My second approach is only a tad more complex. First you prepare your sprouts by cutting their tops off, removing the outer leaves, and chopping them in half. At this time I also dice up a little onion and garlic. Drizzle a couple of tablespoons of olive oil in the bottom of a skillet, bring to a medium-high heat, and add the sprouts and onion. After a minute or so, I also add a pinch of crushed red pepper and a healthy sprinkle of ground black pepper. Keep on turning the sprouts and onions until they start to go a little brown (three to five minutes), then throw in the garlic for 30 seconds, slosh in some chicken stock, add a pinch of salt, reduce the heat, cover, and simmer (stirring occasionally) until the sprouts reach the desired level of tenderness (say about 10 minutes).
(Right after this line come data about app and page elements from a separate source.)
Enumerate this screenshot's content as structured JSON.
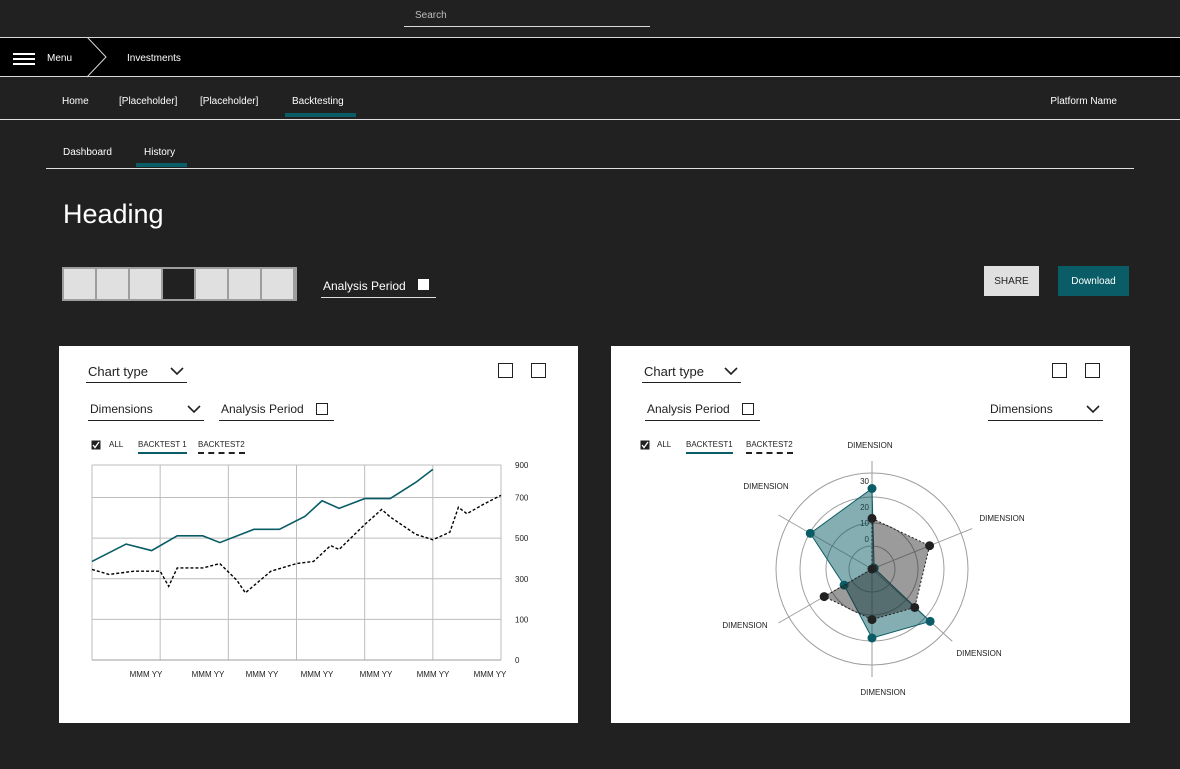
{
  "search": {
    "placeholder": "Search"
  },
  "menubar": {
    "menu_label": "Menu",
    "breadcrumb": "Investments"
  },
  "topnav": {
    "items": [
      "Home",
      "[Placeholder]",
      "[Placeholder]",
      "Backtesting"
    ],
    "active": "Backtesting",
    "platform": "Platform Name"
  },
  "subtabs": {
    "items": [
      "Dashboard",
      "History"
    ],
    "active": "History"
  },
  "page": {
    "heading": "Heading"
  },
  "controls": {
    "segments": 7,
    "selected_segment": 4,
    "analysis_period": "Analysis Period",
    "share": "SHARE",
    "download": "Download"
  },
  "colors": {
    "accent": "#0a5d66",
    "background": "#212121"
  },
  "card1": {
    "chart_type": "Chart type",
    "dimensions": "Dimensions",
    "analysis_period": "Analysis Period",
    "legend": {
      "all": "ALL",
      "series1": "BACKTEST 1",
      "series2": "BACKTEST2"
    }
  },
  "card2": {
    "chart_type": "Chart type",
    "dimensions": "Dimensions",
    "analysis_period": "Analysis Period",
    "legend": {
      "all": "ALL",
      "series1": "BACKTEST1",
      "series2": "BACKTEST2"
    }
  },
  "chart_data": [
    {
      "type": "line",
      "x": [
        0,
        1,
        2,
        3,
        4,
        5,
        6,
        7,
        8,
        9,
        10,
        11,
        12,
        13,
        14,
        15,
        16,
        17,
        18,
        19,
        20,
        21,
        22,
        23,
        24,
        25,
        26
      ],
      "xtick_labels": [
        "MMM YY",
        "MMM YY",
        "MMM YY",
        "MMM YY",
        "MMM YY",
        "MMM YY",
        "MMM YY"
      ],
      "ytick_labels": [
        "0",
        "100",
        "300",
        "500",
        "700",
        "900"
      ],
      "ytick_values": [
        0,
        100,
        300,
        500,
        700,
        900
      ],
      "ylim": [
        0,
        900
      ],
      "grid": true,
      "series": [
        {
          "name": "BACKTEST 1",
          "style": "solid",
          "color": "#0a5d66",
          "points": [
            [
              0,
              455
            ],
            [
              4,
              535
            ],
            [
              7,
              505
            ],
            [
              10,
              573
            ],
            [
              13,
              573
            ],
            [
              15,
              542
            ],
            [
              19,
              603
            ],
            [
              22,
              603
            ],
            [
              25,
              663
            ],
            [
              27,
              735
            ],
            [
              29,
              700
            ],
            [
              32,
              745
            ],
            [
              35,
              745
            ],
            [
              38,
              820
            ],
            [
              40,
              880
            ]
          ]
        },
        {
          "name": "BACKTEST2",
          "style": "dashed",
          "color": "#000000",
          "points": [
            [
              0,
              418
            ],
            [
              2,
              395
            ],
            [
              5,
              410
            ],
            [
              8,
              410
            ],
            [
              9,
              340
            ],
            [
              10,
              425
            ],
            [
              13,
              425
            ],
            [
              15,
              445
            ],
            [
              17,
              368
            ],
            [
              18,
              310
            ],
            [
              21,
              410
            ],
            [
              24,
              445
            ],
            [
              26,
              455
            ],
            [
              28,
              528
            ],
            [
              29,
              510
            ],
            [
              32,
              625
            ],
            [
              34,
              695
            ],
            [
              35,
              660
            ],
            [
              38,
              580
            ],
            [
              40,
              555
            ],
            [
              42,
              590
            ],
            [
              43,
              705
            ],
            [
              44,
              675
            ],
            [
              46,
              720
            ],
            [
              48,
              760
            ]
          ]
        }
      ]
    },
    {
      "type": "radar",
      "axes": [
        "DIMENSION",
        "DIMENSION",
        "DIMENSION",
        "DIMENSION",
        "DIMENSION",
        "DIMENSION"
      ],
      "radial_ticks": [
        "0",
        "10",
        "20",
        "30"
      ],
      "series": [
        {
          "name": "BACKTEST1",
          "color": "#0a5d66",
          "values": [
            35,
            1,
            34,
            30,
            14,
            31
          ]
        },
        {
          "name": "BACKTEST2",
          "color": "#000000",
          "values": [
            22,
            27,
            25,
            22,
            24,
            0
          ]
        }
      ]
    }
  ]
}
The third procedure takes the most work but reaps the greatest reward. We prepare our sprouts in the same way as for the skillet-based approach. We also dice a little onion and garlic. We then take some little red potatoes and cut them into chunks that are about the same size as our half-sprouts. I personally prefer to parboil the potatoes for say two or three minutes, after which I immediately drain them to prevent them from keeping on cooking. Now take some fatty bacon, dice it into really small bits, and brown it in a skillet. Once the bacon is really crispy, use a slotted spoon to move it out of the skillet to a small bowl, and then add the sprouts, onions, garlic, and potatoes into the skillet.
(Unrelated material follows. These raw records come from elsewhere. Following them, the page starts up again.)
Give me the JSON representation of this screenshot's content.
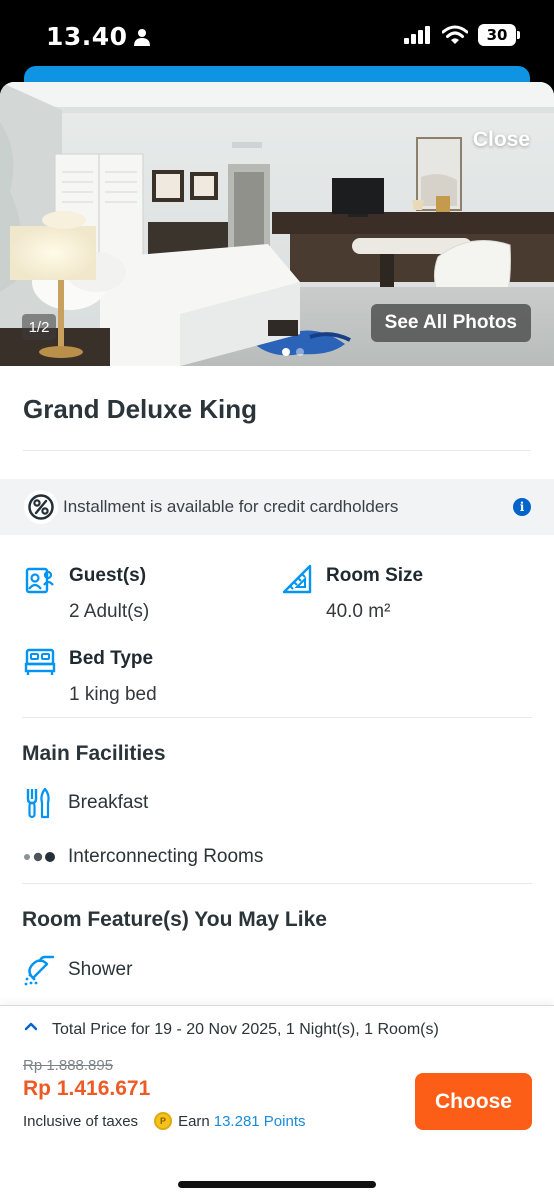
{
  "status_bar": {
    "time": "13.40",
    "battery": "30"
  },
  "photo": {
    "close_label": "Close",
    "counter": "1/2",
    "see_all_label": "See All Photos",
    "active_dot": 1,
    "dot_count": 2
  },
  "room": {
    "title": "Grand Deluxe King"
  },
  "installment": {
    "text": "Installment is available for credit cardholders",
    "info_glyph": "i"
  },
  "specs": {
    "guests_label": "Guest(s)",
    "guests_value": "2 Adult(s)",
    "room_size_label": "Room Size",
    "room_size_value": "40.0 m²",
    "bed_type_label": "Bed Type",
    "bed_type_value": "1 king bed"
  },
  "main_facilities": {
    "title": "Main Facilities",
    "items": [
      {
        "label": "Breakfast",
        "icon": "cutlery-icon"
      },
      {
        "label": "Interconnecting Rooms",
        "icon": "more-dots-icon"
      }
    ]
  },
  "room_features": {
    "title": "Room Feature(s) You May Like",
    "items": [
      {
        "label": "Shower",
        "icon": "shower-icon"
      }
    ]
  },
  "booking": {
    "total_text": "Total Price for 19 - 20 Nov 2025, 1 Night(s), 1 Room(s)",
    "old_price": "Rp 1.888.895",
    "new_price": "Rp 1.416.671",
    "tax_text": "Inclusive of taxes",
    "earn_label": "Earn",
    "points": "13.281 Points",
    "choose_label": "Choose"
  },
  "colors": {
    "accent_blue": "#0e94e3",
    "icon_blue": "#0194f3",
    "price_orange": "#ee5a24",
    "button_orange": "#fd5e17"
  }
}
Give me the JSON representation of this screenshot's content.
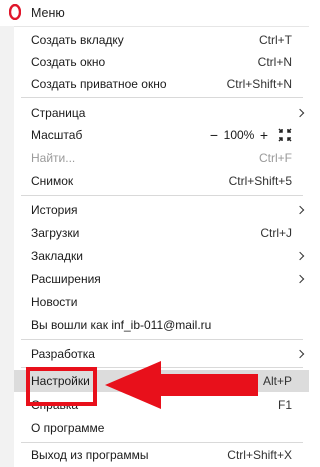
{
  "header": {
    "title": "Меню",
    "logo": "opera-logo-icon"
  },
  "items": {
    "new_tab": {
      "label": "Создать вкладку",
      "shortcut": "Ctrl+T"
    },
    "new_window": {
      "label": "Создать окно",
      "shortcut": "Ctrl+N"
    },
    "new_private": {
      "label": "Создать приватное окно",
      "shortcut": "Ctrl+Shift+N"
    },
    "page": {
      "label": "Страница"
    },
    "zoom": {
      "label": "Масштаб",
      "minus": "−",
      "value": "100%",
      "plus": "+",
      "fullscreen_icon": "fullscreen-icon"
    },
    "find": {
      "label": "Найти...",
      "shortcut": "Ctrl+F"
    },
    "snapshot": {
      "label": "Снимок",
      "shortcut": "Ctrl+Shift+5"
    },
    "history": {
      "label": "История"
    },
    "downloads": {
      "label": "Загрузки",
      "shortcut": "Ctrl+J"
    },
    "bookmarks": {
      "label": "Закладки"
    },
    "extensions": {
      "label": "Расширения"
    },
    "news": {
      "label": "Новости"
    },
    "signed_in": {
      "label": "Вы вошли как inf_ib-011@mail.ru"
    },
    "developer": {
      "label": "Разработка"
    },
    "settings": {
      "label": "Настройки",
      "shortcut": "Alt+P"
    },
    "help": {
      "label": "Справка",
      "shortcut": "F1"
    },
    "about": {
      "label": "О программе"
    },
    "exit": {
      "label": "Выход из программы",
      "shortcut": "Ctrl+Shift+X"
    }
  },
  "colors": {
    "highlight": "#dcdcdc",
    "annotation_red": "#e8101b",
    "opera_red": "#e0162b"
  }
}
Stir everything up so that all of the vegetables are embraced by a thin sheen of bacon grease (add a little olive oil if required). Spread the mix one-layer thick on a baking sheet, lightly drizzle everything with chicken stock, gently dust with salt and ground black pepper, and bake at 400°F (205°C) for 30 minutes, turning everything over half way through. When you remove your culinary masterpiece from the oven, mix in the crispy bacon along with a handful of freshly-chopped parsley or cilantro.
Ah, the mighty sprout truly is the king of vegetables. Why else would we have masterpieces like The Sprouts of Wrath? What are you muttering about? What's a grape got to do with anything. How could a weedy grape hope to compete against the mighty sprout? I'm not talking about the rambling driveling of an American hack -- I'm talking about a modern masterpiece, namely the fourth volume in the nine-book series forming The Brentford Trilogy (it's best not to try to do the math, otherwise you will run into conundrums such as the fact that Knees Up Mother Earth is both the seventh volume in The Brentford Trilogy and the second book in The Witches of Chiswick Trilogy).
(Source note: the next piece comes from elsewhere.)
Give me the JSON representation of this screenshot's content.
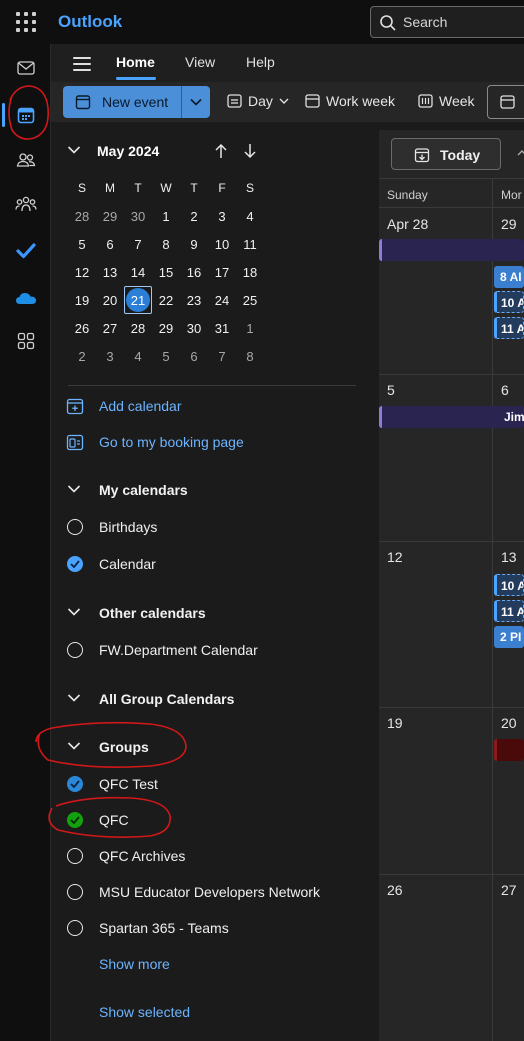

The summer solstice occurred this weekend past and cosmic energies are in flux. My current ambition is to boldly go behind the beyond, behind which no man has boldly gone behind, beyond, before. Yes! I wish to learn the secrets of the mystic arts, to discover how to barbeque the king of vegetables, to be dubbed a Sprout Master, and -- ultimately -- to gain membership in the Ancient Order of the Golden Sprout, at which time I shall appear resplendent in my sprout-print Hawaiian shirt.
Until this glorious day comes to pass, while I return to poring over the ancient texts of sprout lore, pondering mysteries that would drive a lesser man insane, perhaps you would care to share your own experiences with the uncontested ruler of the vegetable kingdom. I'd also be interested to hear if your parents pretended to enjoy certain foodstuffs in order to persuade you to eat them against your better judgment, and whether or not you continue this tradition of deception and deceit with your own innocent offspring.
— Max Maxfield, Editor of All Things Fun & Interesting